On the other hand, hesitation can be a good thing. It’s healthy for us to acknowledge our human limitations in properly discerning the voices we hear. Our mindsets, our experiences and especially our desires get in the way of hearing God’s voice above our own.
The latter scenario is one pastors fear the most – those times when a member of the congregation arrives for their pastoral appointment; “God spoke to me this week”. “Oh and what did he say?”
He told me I should move to Africa.
He told me I should quit my job.
He told me I should leave this church.
So it goes.
And the pastor finds themselves with nothing to say.
You see, once someone has made the claim to a divine communique, there’s not much left to be said. After all if God has spoken, absolute submission is required and there is little room for negotiation.
The truth is, God may tell us to go to Africa or he may tell us to quit our job. We serve a God who speaks and who is deeply concerned with the details of our lives. He wants to be involved in our decision-making and at times will provide specific direction. But before we make a claim to be hearing from him, the first thing we must do is recognise a foundational truth I speak about here:
We know that God speaks, and he is able to do so clearly. But we also know we’re not like him. His communication is pure, while ours is not. We see and hear through the filter of our experiences, our mindsets and especially our desires. The scriptures tell us, we see only a ‘reflection’ or ‘through a glass darkly’ as the older versions translate it (1 Corinthians 13:12). We don’t see fully, but only in part.
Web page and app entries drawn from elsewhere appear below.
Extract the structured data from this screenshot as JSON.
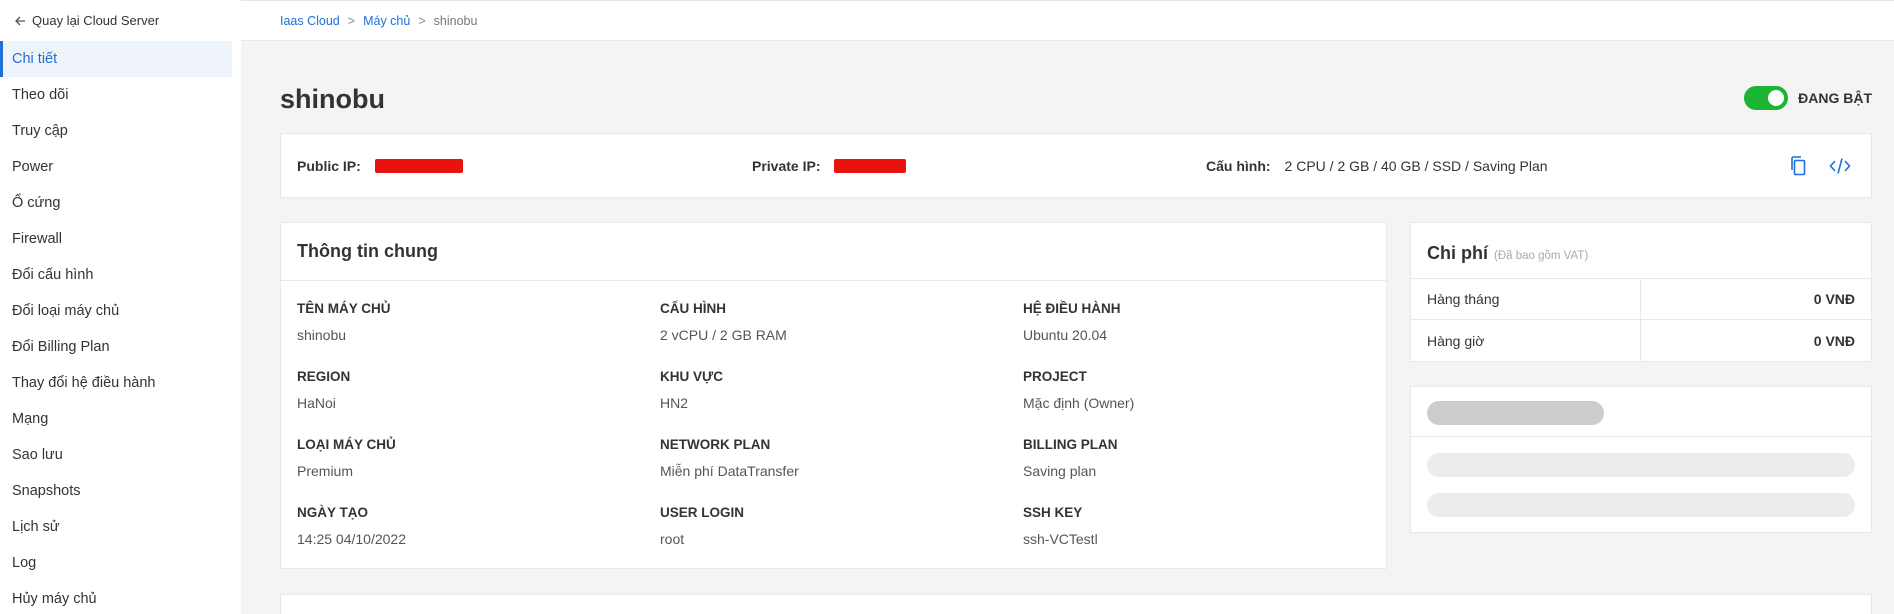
{
  "sidebar": {
    "back_label": "Quay lại Cloud Server",
    "items": [
      {
        "label": "Chi tiết",
        "active": true
      },
      {
        "label": "Theo dõi"
      },
      {
        "label": "Truy cập"
      },
      {
        "label": "Power"
      },
      {
        "label": "Ổ cứng"
      },
      {
        "label": "Firewall"
      },
      {
        "label": "Đổi cấu hình"
      },
      {
        "label": "Đổi loại máy chủ"
      },
      {
        "label": "Đổi Billing Plan"
      },
      {
        "label": "Thay đổi hệ điều hành"
      },
      {
        "label": "Mạng"
      },
      {
        "label": "Sao lưu"
      },
      {
        "label": "Snapshots"
      },
      {
        "label": "Lịch sử"
      },
      {
        "label": "Log"
      },
      {
        "label": "Hủy máy chủ"
      }
    ]
  },
  "breadcrumb": {
    "items": [
      "Iaas Cloud",
      "Máy chủ",
      "shinobu"
    ],
    "separator": ">"
  },
  "header": {
    "title": "shinobu",
    "status_label": "ĐANG BẬT",
    "status_on": true
  },
  "ip_bar": {
    "public_ip_label": "Public IP:",
    "private_ip_label": "Private IP:",
    "config_label": "Cấu hình:",
    "config_value": "2 CPU / 2 GB / 40 GB / SSD / Saving Plan",
    "icons": [
      "copy-icon",
      "code-icon"
    ]
  },
  "info": {
    "title": "Thông tin chung",
    "fields": [
      {
        "key": "TÊN MÁY CHỦ",
        "value": "shinobu"
      },
      {
        "key": "CẤU HÌNH",
        "value": "2 vCPU / 2 GB RAM"
      },
      {
        "key": "HỆ ĐIỀU HÀNH",
        "value": "Ubuntu 20.04"
      },
      {
        "key": "REGION",
        "value": "HaNoi"
      },
      {
        "key": "KHU VỰC",
        "value": "HN2"
      },
      {
        "key": "PROJECT",
        "value": "Mặc định (Owner)"
      },
      {
        "key": "LOẠI MÁY CHỦ",
        "value": "Premium"
      },
      {
        "key": "NETWORK PLAN",
        "value": "Miễn phí DataTransfer"
      },
      {
        "key": "BILLING PLAN",
        "value": "Saving plan"
      },
      {
        "key": "NGÀY TẠO",
        "value": "14:25 04/10/2022"
      },
      {
        "key": "USER LOGIN",
        "value": "root"
      },
      {
        "key": "SSH KEY",
        "value": "ssh-VCTestl"
      }
    ]
  },
  "cost": {
    "title": "Chi phí",
    "subtitle": "(Đã bao gồm VAT)",
    "rows": [
      {
        "label": "Hàng tháng",
        "value": "0 VNĐ"
      },
      {
        "label": "Hàng giờ",
        "value": "0 VNĐ"
      }
    ]
  },
  "colors": {
    "accent": "#1e6fd9",
    "toggle_on": "#1ab533",
    "redaction": "#e8120f",
    "skeleton": "#cccccc"
  }
}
That means; we can get it wrong.
Therefore until we know it is clear; until it has been confirmed by the Holy Spirit through the witness of our brothers and sisters in Christ and tested against the character of Jesus in the scriptures, it is far wiser to say something like; “I think God is saying…”, Or “I get the feeling God might be saying…” There’s no need to introduce every statement with sledgehammer conviction. There’s no need to make each pronouncement with the strike of a gavel. And we should never say; ‘God told me’ as a way to silence any voices of dissension.
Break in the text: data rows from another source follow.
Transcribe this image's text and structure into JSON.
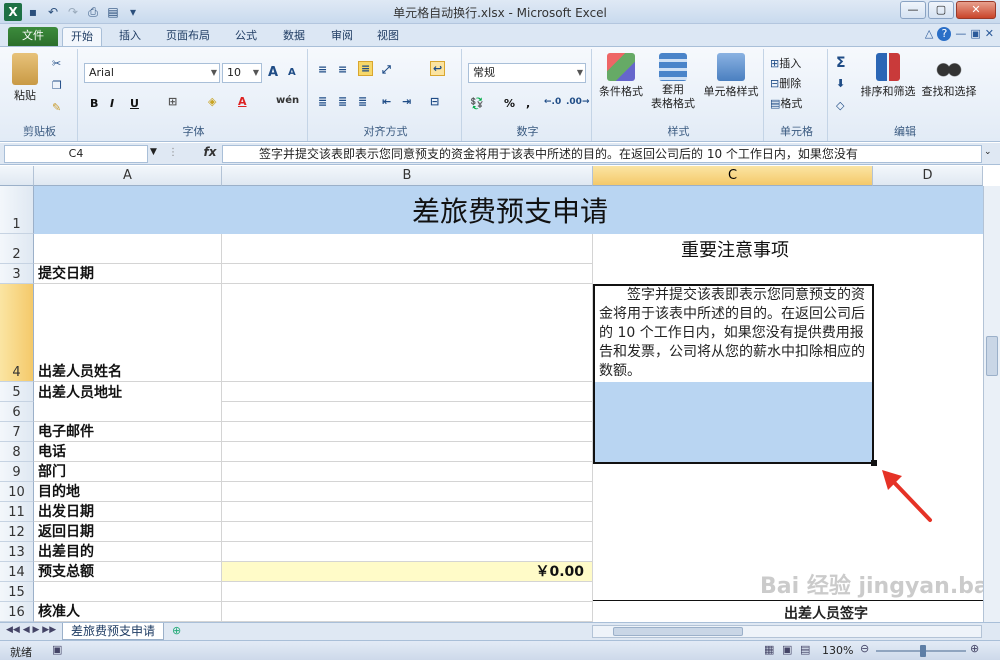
{
  "window": {
    "title": "单元格自动换行.xlsx - Microsoft Excel",
    "app_icon": "X",
    "controls": [
      "—",
      "▢",
      "✕"
    ]
  },
  "ribbon_tabs": [
    "文件",
    "开始",
    "插入",
    "页面布局",
    "公式",
    "数据",
    "审阅",
    "视图"
  ],
  "active_tab": "开始",
  "ribbon": {
    "clipboard": {
      "label": "剪贴板",
      "paste": "粘贴"
    },
    "font": {
      "label": "字体",
      "name": "Arial",
      "size": "10",
      "grow": "A",
      "shrink": "A",
      "bold": "B",
      "italic": "I",
      "underline": "U",
      "font_color": "A",
      "phonetic": "wén"
    },
    "align": {
      "label": "对齐方式"
    },
    "number": {
      "label": "数字",
      "format": "常规",
      "percent": "%",
      "comma": ","
    },
    "styles": {
      "label": "样式",
      "cond": "条件格式",
      "table1": "套用",
      "table2": "表格格式",
      "cellstyle": "单元格样式"
    },
    "cells": {
      "label": "单元格",
      "insert": "插入",
      "delete": "删除",
      "format": "格式"
    },
    "editing": {
      "label": "编辑",
      "sort": "排序和筛选",
      "find": "查找和选择"
    }
  },
  "formula_bar": {
    "name_box": "C4",
    "fx": "fx",
    "content": "签字并提交该表即表示您同意预支的资金将用于该表中所述的目的。在返回公司后的 10 个工作日内，如果您没有"
  },
  "columns": [
    "A",
    "B",
    "C",
    "D"
  ],
  "selected_column": "C",
  "rows": [
    "1",
    "2",
    "3",
    "4",
    "5",
    "6",
    "7",
    "8",
    "9",
    "10",
    "11",
    "12",
    "13",
    "14",
    "15",
    "16"
  ],
  "selected_row": "4",
  "sheet": {
    "title": "差旅费预支申请",
    "notice_title": "重要注意事项",
    "notice_text": "签字并提交该表即表示您同意预支的资金将用于该表中所述的目的。在返回公司后的 10 个工作日内，如果您没有提供费用报告和发票，公司将从您的薪水中扣除相应的数额。",
    "labels": [
      "提交日期",
      "出差人员姓名",
      "出差人员地址",
      "电子邮件",
      "电话",
      "部门",
      "目的地",
      "出发日期",
      "返回日期",
      "出差目的",
      "预支总额",
      "核准人"
    ],
    "total": "￥0.00",
    "signature_label": "出差人员签字"
  },
  "sheet_tab": "差旅费预支申请",
  "status": {
    "ready": "就绪",
    "zoom": "130%"
  },
  "watermark": "Bai 经验 jingyan.baidu.com",
  "colors": {
    "header_fill": "#b9d5f2",
    "total_fill": "#fffbc8",
    "annotation_arrow": "#e53226"
  }
}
When we come to hearing God’s voice, humility is the key. We recognise our frailty and our sinfulness by subjecting what we hear to testing and confirmation (1 John 4:1, 1 Corinthians 14:29). After all, no-one wants to take ‘steps of faith’ and fall flat on their face.
Test everything. Wait for God to confirm. Be accountable to others. It’s safer that way.
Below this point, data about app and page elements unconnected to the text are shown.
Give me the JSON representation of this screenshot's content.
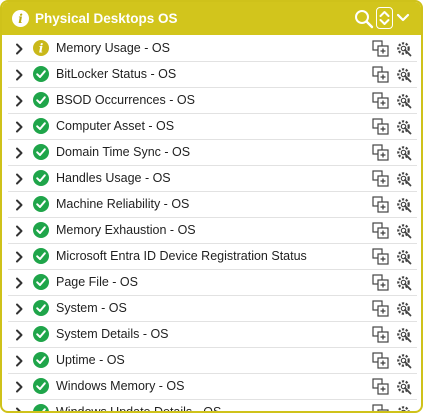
{
  "header": {
    "title": "Physical Desktops OS",
    "accent_color": "#d2c51c",
    "icons": [
      "info-icon",
      "search-icon",
      "sort-icon",
      "collapse-icon"
    ]
  },
  "colors": {
    "ok": "#1fa54a",
    "warning": "#c9b81a"
  },
  "rows": [
    {
      "label": "Memory Usage - OS",
      "status": "warning"
    },
    {
      "label": "BitLocker Status - OS",
      "status": "ok"
    },
    {
      "label": "BSOD Occurrences - OS",
      "status": "ok"
    },
    {
      "label": "Computer Asset - OS",
      "status": "ok"
    },
    {
      "label": "Domain Time Sync - OS",
      "status": "ok"
    },
    {
      "label": "Handles Usage - OS",
      "status": "ok"
    },
    {
      "label": "Machine Reliability - OS",
      "status": "ok"
    },
    {
      "label": "Memory Exhaustion - OS",
      "status": "ok"
    },
    {
      "label": "Microsoft Entra ID Device Registration Status",
      "status": "ok"
    },
    {
      "label": "Page File - OS",
      "status": "ok"
    },
    {
      "label": "System - OS",
      "status": "ok"
    },
    {
      "label": "System Details - OS",
      "status": "ok"
    },
    {
      "label": "Uptime - OS",
      "status": "ok"
    },
    {
      "label": "Windows Memory - OS",
      "status": "ok"
    },
    {
      "label": "Windows Update Details - OS",
      "status": "ok"
    }
  ]
}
And believe me, your pastor will thank you for it.
Episode 6 of The Other Side of the Conversation DVD Series covers the whole topic of how to test a word from God. It is perhaps the most important episode of the series, showing us how God uses the Scriptures, church communities and even signs to show if a revelation is from him.
Watched the series yet? Here’s some feedback I received this week from a couple of small-group leaders in New Zealand:
We’ve just finished teaching The Other Side of the Conversation at my church in Palmerston North and we absolutely loved the experience. We had 45 people when we were only expecting 25! People listened intently, shared their God-journeys and kept coming back. A brilliant resource! Thank you! (Andie and Rachel, Gateway Christian Fellowship).